▶ TASK BRIEF: How many lines of the data include the string "with"? State the number and nothing else.

▶ RECORDS SUPPLIED:

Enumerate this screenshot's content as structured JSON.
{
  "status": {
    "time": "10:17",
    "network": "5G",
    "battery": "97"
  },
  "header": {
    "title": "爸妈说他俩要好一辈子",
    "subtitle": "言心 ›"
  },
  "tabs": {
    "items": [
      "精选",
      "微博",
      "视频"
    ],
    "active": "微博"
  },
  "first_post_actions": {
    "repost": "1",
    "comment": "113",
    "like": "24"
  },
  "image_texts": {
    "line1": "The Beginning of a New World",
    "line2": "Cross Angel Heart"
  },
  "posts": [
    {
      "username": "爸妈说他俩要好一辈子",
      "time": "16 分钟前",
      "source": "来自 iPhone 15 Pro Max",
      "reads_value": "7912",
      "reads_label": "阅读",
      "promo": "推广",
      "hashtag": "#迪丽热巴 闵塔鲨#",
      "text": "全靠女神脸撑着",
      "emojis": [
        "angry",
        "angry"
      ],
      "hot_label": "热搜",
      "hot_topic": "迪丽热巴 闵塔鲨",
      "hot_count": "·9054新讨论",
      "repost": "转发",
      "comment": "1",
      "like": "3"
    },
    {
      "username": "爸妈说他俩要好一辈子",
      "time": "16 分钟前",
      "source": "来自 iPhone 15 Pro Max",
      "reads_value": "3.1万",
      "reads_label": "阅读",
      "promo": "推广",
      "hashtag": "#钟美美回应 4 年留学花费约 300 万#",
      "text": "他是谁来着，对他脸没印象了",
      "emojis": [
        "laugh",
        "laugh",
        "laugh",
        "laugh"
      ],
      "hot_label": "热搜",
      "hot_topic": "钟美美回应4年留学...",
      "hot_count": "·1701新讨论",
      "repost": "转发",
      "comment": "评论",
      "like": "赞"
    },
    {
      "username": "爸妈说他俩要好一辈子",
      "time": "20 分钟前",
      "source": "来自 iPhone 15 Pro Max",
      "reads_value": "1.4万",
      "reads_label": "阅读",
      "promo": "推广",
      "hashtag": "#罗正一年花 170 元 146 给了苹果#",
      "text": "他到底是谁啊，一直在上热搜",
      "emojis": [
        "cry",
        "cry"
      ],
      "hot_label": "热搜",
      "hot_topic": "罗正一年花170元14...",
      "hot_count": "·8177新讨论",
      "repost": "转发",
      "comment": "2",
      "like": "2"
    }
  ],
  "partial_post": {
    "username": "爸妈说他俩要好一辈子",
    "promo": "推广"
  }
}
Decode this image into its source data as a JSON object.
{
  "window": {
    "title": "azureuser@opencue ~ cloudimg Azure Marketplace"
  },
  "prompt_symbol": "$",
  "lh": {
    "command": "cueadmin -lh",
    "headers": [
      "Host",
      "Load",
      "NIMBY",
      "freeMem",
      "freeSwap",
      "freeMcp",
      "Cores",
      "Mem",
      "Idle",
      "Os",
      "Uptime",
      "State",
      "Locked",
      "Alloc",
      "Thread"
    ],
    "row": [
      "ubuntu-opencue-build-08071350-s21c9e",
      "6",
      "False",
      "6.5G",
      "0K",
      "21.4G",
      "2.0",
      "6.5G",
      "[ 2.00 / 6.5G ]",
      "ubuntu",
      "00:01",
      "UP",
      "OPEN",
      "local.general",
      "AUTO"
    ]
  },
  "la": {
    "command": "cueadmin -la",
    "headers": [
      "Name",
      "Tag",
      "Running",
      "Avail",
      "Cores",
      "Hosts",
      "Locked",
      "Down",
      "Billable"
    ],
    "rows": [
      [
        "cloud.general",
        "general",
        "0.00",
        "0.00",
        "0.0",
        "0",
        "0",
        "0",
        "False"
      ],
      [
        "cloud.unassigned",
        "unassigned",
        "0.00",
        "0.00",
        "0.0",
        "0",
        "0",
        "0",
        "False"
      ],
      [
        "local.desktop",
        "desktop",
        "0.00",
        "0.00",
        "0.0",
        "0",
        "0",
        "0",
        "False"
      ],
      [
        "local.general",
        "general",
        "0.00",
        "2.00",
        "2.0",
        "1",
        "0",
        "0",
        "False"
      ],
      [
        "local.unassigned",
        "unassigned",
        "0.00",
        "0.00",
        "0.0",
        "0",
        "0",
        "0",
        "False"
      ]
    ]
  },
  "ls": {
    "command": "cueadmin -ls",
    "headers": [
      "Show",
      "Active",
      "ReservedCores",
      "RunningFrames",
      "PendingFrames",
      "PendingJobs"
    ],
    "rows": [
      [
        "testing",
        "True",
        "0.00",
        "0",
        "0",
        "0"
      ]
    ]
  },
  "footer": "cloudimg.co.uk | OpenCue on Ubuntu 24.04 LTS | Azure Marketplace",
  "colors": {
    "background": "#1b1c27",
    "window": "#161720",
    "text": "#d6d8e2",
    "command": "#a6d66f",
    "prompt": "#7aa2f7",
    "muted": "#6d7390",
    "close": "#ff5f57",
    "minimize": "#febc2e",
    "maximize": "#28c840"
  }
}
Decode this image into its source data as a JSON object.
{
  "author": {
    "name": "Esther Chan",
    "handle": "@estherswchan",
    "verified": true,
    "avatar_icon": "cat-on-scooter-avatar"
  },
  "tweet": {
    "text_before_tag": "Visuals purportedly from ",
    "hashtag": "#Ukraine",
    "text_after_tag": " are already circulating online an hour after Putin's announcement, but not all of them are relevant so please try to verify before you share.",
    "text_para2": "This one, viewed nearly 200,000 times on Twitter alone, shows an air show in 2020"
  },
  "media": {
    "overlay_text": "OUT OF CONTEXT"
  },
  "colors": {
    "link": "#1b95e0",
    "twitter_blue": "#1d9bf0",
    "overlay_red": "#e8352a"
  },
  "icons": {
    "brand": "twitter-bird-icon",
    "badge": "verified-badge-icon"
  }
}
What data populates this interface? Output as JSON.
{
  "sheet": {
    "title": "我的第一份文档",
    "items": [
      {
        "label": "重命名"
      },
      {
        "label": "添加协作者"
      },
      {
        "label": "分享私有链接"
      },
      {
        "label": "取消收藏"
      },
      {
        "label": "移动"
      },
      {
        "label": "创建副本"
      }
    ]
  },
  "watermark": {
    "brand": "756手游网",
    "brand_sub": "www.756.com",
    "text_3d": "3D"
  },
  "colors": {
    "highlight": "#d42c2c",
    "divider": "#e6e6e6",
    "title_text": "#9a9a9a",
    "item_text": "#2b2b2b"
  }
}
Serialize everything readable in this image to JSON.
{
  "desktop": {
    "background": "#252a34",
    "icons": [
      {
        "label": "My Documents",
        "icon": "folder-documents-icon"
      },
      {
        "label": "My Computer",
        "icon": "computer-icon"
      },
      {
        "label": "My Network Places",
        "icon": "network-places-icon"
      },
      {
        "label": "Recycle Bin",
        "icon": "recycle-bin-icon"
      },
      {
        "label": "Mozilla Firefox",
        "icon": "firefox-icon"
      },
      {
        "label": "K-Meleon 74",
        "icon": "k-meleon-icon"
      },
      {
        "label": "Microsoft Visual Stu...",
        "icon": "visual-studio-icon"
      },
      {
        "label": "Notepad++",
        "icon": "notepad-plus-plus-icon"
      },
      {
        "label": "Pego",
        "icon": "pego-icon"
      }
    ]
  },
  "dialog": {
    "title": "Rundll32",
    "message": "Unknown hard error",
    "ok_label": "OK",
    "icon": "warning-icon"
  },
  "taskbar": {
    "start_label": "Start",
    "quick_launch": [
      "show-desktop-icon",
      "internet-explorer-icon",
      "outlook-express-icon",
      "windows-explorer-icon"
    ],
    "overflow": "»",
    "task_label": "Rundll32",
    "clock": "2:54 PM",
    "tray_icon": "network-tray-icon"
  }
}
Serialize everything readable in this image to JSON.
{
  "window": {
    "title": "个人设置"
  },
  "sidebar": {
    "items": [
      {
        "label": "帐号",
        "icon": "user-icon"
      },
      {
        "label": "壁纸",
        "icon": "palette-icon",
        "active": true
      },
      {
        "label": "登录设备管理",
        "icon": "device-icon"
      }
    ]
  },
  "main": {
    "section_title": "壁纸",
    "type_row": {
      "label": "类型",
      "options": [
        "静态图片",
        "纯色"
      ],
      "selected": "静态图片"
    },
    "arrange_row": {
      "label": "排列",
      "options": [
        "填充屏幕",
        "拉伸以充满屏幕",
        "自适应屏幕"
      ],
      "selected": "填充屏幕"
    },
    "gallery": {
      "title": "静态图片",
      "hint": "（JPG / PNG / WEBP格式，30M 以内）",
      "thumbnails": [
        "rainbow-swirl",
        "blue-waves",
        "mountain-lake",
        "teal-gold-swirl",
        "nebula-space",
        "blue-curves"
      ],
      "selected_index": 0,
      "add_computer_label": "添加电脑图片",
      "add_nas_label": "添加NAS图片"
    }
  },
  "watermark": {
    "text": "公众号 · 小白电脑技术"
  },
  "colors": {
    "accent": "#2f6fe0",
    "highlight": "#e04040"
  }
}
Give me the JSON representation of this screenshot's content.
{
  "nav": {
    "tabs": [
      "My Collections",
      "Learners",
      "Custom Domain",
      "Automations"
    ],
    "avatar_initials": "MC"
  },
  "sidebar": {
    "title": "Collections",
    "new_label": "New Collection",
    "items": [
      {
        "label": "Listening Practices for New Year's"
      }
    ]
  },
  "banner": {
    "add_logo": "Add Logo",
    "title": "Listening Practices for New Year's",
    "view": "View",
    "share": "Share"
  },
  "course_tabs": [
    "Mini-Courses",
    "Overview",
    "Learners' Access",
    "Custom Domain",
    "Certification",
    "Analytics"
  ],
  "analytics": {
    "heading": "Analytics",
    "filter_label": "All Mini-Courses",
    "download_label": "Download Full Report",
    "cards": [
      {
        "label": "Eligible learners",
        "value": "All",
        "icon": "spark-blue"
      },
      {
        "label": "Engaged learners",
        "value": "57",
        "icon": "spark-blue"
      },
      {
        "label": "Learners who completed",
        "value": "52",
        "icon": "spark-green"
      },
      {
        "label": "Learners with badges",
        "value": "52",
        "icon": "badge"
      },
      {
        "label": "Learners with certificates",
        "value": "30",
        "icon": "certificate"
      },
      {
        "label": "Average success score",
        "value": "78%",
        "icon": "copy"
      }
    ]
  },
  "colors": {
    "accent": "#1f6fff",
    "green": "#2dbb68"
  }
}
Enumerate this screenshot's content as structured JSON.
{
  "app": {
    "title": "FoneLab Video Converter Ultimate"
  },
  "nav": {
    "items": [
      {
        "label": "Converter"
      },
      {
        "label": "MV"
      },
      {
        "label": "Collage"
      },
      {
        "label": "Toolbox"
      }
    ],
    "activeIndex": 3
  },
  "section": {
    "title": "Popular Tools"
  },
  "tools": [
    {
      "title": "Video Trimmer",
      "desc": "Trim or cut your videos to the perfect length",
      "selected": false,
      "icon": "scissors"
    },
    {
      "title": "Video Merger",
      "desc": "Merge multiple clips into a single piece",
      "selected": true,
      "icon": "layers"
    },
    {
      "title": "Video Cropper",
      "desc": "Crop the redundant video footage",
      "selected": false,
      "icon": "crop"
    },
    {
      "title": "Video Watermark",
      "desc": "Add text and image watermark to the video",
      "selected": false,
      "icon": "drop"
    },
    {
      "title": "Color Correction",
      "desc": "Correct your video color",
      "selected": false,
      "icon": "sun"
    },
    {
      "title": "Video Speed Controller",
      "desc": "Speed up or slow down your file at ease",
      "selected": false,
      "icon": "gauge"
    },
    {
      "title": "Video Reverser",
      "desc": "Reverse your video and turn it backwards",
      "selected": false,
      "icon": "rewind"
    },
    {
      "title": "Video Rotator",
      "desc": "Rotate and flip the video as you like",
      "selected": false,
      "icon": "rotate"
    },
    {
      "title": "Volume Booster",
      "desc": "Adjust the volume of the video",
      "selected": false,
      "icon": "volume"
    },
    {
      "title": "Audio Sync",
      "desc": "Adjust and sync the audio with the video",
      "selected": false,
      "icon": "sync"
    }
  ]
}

▶ RESPONSE AREA: 3